“Scorecards are always interesting to people,” Fine said. “We know the issues we face here and how we have to deal with them, and how we’re looked at from the outside.”

Fine said the University of Wisconsin study “supported a lot of things I’ve seen over the years”—in particular, smoking and eating habits. The County Health Rankings notably show:

• 21 percent of Butte County adults smoke (compared to 14 percent statewide and nationwide);

• 25 percent are obese (24 percent statewide, 25 percent nationwide);

• 17 percent drink excessively (matching the statewide number but more than double the nationwide rate of 8 percent);

• 14 percent are in poor or fair health (19 percent statewide but 10 percent nationwide).

In addition, and perhaps most disturbing, Butte County experienced nearly a third more premature deaths than state and national averages.

Socioeconomics seem to be a driving factor. The top-ranked healthy counties are also among the most affluent, with Marin ranking No.1 and Santa Clara, in the heart of the Silicon Valley, ranking No.2. (Colusa is an anomaly, with a high unemployment rate—20.4 percent—but also a large number of affluent farmers, Fine pointed out.)

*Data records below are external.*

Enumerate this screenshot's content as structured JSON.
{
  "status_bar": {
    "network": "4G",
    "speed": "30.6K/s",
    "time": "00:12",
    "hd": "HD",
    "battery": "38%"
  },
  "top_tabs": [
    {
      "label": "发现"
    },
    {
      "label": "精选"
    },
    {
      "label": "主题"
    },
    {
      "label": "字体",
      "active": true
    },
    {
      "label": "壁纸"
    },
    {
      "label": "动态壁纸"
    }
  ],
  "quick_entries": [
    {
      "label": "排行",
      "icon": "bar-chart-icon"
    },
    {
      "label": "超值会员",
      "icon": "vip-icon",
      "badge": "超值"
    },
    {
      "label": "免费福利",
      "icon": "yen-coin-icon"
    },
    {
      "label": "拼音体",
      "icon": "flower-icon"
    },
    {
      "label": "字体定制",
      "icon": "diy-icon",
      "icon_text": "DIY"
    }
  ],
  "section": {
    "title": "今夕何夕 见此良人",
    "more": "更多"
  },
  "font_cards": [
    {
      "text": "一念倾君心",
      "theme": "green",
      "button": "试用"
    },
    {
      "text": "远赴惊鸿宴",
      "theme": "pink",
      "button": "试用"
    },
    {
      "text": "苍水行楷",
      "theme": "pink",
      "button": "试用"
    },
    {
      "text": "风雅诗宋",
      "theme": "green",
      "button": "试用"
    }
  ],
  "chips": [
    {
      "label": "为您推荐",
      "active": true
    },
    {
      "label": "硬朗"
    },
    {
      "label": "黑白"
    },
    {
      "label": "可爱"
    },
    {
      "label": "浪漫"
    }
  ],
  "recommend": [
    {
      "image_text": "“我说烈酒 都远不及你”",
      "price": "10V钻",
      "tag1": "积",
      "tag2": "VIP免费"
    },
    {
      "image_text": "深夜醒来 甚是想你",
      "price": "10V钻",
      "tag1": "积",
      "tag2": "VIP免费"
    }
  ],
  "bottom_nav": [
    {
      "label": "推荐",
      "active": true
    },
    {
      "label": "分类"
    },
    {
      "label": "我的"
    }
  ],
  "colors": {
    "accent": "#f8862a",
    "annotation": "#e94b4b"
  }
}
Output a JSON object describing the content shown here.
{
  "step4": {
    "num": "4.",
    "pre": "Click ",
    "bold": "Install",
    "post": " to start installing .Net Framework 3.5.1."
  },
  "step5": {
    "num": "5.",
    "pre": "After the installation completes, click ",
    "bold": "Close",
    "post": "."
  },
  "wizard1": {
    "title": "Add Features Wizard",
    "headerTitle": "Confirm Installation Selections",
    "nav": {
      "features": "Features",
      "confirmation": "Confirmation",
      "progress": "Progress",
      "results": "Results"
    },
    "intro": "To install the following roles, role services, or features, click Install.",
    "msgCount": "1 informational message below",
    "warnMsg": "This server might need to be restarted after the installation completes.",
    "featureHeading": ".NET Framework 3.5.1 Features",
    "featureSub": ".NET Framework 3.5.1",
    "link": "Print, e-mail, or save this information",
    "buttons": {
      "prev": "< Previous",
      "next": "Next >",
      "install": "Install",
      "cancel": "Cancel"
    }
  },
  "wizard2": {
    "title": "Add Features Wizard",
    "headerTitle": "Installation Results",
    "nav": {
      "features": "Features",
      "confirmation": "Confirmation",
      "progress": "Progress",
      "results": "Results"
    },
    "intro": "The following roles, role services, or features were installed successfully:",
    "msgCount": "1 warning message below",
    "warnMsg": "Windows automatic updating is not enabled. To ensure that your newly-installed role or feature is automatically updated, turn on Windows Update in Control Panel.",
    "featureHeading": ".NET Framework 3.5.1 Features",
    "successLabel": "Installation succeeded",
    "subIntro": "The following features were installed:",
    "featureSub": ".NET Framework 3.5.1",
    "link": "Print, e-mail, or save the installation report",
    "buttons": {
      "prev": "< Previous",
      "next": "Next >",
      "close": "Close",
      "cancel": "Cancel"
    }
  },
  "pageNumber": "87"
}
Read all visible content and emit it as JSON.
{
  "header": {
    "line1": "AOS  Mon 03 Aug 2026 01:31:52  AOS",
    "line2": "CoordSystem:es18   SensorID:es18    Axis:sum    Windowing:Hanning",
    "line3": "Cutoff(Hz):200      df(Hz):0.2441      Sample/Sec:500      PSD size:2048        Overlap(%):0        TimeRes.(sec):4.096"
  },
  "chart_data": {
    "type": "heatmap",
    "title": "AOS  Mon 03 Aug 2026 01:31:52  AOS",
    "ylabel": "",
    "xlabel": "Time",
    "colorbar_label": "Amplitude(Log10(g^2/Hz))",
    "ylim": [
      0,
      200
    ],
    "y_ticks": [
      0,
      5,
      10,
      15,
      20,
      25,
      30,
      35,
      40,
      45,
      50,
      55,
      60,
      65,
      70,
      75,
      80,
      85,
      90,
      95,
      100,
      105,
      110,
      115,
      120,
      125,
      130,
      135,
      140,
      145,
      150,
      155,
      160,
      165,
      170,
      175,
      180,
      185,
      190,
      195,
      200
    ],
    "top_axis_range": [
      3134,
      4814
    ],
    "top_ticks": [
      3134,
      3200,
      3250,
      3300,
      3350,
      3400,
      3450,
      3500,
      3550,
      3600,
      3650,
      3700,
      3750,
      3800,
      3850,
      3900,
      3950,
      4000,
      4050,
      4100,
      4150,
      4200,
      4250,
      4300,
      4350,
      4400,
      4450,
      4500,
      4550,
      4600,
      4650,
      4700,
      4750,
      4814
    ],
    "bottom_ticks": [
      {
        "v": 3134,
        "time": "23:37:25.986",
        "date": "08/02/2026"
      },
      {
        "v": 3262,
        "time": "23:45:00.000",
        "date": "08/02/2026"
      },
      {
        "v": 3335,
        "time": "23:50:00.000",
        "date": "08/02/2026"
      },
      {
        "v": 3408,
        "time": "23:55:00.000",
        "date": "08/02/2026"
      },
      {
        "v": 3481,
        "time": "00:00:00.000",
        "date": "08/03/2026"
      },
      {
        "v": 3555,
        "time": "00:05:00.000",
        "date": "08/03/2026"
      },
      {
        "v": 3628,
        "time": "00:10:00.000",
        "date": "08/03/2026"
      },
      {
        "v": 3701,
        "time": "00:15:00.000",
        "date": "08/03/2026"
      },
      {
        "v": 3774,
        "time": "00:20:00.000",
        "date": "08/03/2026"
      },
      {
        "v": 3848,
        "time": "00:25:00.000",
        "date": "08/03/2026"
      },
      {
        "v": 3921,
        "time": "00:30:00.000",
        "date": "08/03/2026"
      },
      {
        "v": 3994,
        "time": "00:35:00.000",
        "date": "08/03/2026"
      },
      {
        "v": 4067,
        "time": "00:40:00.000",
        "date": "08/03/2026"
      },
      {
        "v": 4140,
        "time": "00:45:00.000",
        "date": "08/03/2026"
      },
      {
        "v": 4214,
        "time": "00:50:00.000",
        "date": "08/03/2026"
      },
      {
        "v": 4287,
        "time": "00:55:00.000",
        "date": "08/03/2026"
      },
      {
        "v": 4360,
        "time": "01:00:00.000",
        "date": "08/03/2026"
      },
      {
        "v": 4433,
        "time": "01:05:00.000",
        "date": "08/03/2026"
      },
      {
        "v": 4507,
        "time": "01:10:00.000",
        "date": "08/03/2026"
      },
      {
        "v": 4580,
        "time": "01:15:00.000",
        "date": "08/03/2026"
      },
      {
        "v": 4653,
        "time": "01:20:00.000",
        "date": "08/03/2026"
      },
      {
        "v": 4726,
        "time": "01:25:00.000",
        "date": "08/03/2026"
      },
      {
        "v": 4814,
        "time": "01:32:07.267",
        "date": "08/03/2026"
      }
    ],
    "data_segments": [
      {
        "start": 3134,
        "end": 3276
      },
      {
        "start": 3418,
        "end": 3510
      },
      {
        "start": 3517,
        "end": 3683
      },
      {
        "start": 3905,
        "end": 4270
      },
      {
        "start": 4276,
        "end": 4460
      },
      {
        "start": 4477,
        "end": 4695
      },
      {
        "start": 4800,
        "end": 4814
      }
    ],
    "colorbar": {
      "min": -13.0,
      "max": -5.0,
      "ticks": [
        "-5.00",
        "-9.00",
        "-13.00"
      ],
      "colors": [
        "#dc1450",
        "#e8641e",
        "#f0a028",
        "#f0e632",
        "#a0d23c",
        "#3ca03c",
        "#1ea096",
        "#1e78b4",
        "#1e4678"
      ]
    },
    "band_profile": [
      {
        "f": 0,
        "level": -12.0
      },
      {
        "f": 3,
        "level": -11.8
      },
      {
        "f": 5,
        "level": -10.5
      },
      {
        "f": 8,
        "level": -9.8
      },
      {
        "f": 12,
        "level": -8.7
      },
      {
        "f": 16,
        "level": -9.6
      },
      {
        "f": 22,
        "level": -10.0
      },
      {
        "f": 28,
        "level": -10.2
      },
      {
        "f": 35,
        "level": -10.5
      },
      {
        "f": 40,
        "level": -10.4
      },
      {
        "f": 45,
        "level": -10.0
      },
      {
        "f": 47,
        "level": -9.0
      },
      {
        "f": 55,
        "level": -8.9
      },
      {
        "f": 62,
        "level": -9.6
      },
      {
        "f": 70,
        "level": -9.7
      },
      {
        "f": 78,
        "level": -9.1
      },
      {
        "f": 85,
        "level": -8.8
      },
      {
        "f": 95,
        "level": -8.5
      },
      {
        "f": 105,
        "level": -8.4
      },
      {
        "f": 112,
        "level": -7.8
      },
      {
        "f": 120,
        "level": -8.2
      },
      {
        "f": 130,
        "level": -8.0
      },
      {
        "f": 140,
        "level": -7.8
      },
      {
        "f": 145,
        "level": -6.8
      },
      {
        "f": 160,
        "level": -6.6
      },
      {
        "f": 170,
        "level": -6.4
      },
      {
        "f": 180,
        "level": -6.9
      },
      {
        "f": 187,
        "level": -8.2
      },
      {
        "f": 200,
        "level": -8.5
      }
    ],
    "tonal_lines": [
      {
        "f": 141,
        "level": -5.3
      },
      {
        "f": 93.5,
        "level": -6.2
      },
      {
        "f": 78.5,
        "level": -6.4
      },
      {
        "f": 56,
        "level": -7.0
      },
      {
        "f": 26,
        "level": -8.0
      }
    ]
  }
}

Butte County has an unemployment rate of 13.9 percent—a full point and a half higher than the state average—and 25 percent of its children living in poverty. Perhaps reflecting this demographic, 55 percent of the county’s restaurants are fast-food establishments, 6 percent more than the state average and nearly double the national average.

Phyllis Murdock, Butte County’s director of public health, finds a strong correlation between poverty and poor health.

“Anytime you have fewer people working, where they may have less insurance than they had when they were working, their ability to access medical care before things become urgent is impacted,” she told Action News. “You might not necessarily have such an easy time finding employment in a more rural county. That means there’s less disposable income and sometimes you buy foods that are less expensive rather than foods that are maybe slightly more expensive but are healthier and better for you.”

That may be why, despite the plethora of local farms, Butte County comes up short in the study’s “limited access to healthy foods” category at nearly triple the state average.

Fine also zeroed in on the smoking rates. (That’s understandable for an internal-medicine doctor who specializes in pulmonology—conditions of the respiratory system.) He has seen progress through smoking-cessation programs but says getting people to quit nowadays is “harder, because the low-hanging fruit has been plucked.” Indoor smoking bans have helped, but he worries about measures that would add onto current cigarette taxes, for fear of adverse consequences such as smuggling.

Still, action needs to be taken. Fine stresses the importance of education, particularly for stroke and heart patients. He also has a novel suggestion: “Stores that sell cigarettes shouldn’t be able to sell prescription drugs. That would raise cries from storeowners, but it would be more successful than taxes. It would make [tobacco] less accessible.”

In other words, a pharmacy selling medicines to help cure people’s ailment shouldn’t also profit from such a deadly product as cigarettes. Likewise, more graphic warnings on tobacco packaging would make an impact, he said—“anything that makes you think twice is good.”

Air quality is another drawback in Butte County, as in much of the Northern Sacramento Valley. Recently, the American Lung Association gave Butte County an F on its State of the Air Report Card, based upon California Air Resources Board monitoring stations in Chico, Gridley and Paradise.

Fine suggested programs aimed at wood-fire burning would help with wintertime exposure to large particulates in smoke. “That we have control over,” he said. “It’s an issue we could address.”

Meanwhile, emphasizing exercise would also go a long way toward improving the county’s health grade.

“Our education system has failed physical education; we have cutbacks and we cut physical education,” Fine said. “I think that’s nuts!

“As a society, there’s a lot we can do. We’re still in a system where health care is not health maintenance and living a healthy life—it’s separate. … [As health-care providers] we’ve addressed these things within our ability, but as a society, we haven’t done so much.”